■ ACTIVITY: Go line by line through the entries below and count those containing the string "Management"; give only the count.

■ DATA FOR REVIEW:
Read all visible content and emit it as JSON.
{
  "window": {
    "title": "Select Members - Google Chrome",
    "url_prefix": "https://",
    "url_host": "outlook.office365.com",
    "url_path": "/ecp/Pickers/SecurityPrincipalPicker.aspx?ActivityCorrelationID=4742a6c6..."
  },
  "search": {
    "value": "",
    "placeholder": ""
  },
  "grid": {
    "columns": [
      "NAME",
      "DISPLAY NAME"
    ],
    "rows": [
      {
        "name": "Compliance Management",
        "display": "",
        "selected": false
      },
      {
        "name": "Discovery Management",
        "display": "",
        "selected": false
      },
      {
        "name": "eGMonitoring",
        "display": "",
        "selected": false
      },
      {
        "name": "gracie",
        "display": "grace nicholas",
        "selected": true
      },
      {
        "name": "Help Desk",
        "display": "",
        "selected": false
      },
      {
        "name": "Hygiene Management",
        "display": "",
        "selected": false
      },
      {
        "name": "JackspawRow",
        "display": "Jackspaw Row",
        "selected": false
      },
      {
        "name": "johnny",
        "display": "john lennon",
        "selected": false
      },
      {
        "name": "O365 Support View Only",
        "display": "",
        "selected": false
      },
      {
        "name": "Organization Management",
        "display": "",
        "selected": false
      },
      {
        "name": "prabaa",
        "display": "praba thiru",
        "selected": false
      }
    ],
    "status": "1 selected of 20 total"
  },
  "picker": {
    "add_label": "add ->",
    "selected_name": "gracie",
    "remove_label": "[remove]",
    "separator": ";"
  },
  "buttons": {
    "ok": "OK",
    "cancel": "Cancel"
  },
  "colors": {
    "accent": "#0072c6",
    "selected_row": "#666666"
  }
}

■ WRITTEN SOLUTION: 4